- DATA FOR THIS EXERCISE:
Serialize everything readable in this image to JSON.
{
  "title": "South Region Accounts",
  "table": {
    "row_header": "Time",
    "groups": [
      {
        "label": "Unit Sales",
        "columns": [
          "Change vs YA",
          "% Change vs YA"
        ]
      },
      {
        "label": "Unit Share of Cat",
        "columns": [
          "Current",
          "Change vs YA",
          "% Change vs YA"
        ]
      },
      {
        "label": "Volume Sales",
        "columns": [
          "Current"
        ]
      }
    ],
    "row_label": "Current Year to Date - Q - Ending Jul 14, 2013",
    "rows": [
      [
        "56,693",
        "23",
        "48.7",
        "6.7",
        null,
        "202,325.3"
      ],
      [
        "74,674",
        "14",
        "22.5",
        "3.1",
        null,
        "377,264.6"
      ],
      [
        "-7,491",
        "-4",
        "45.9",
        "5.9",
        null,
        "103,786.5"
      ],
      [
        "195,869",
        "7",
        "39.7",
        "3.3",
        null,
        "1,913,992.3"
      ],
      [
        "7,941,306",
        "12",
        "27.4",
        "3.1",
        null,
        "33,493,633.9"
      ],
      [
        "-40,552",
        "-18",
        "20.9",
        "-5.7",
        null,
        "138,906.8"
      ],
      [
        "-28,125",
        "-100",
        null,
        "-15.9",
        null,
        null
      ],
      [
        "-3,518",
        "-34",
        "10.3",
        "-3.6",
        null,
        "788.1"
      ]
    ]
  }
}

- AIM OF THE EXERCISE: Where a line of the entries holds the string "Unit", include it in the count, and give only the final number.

- EXPECTED ANSWER: 2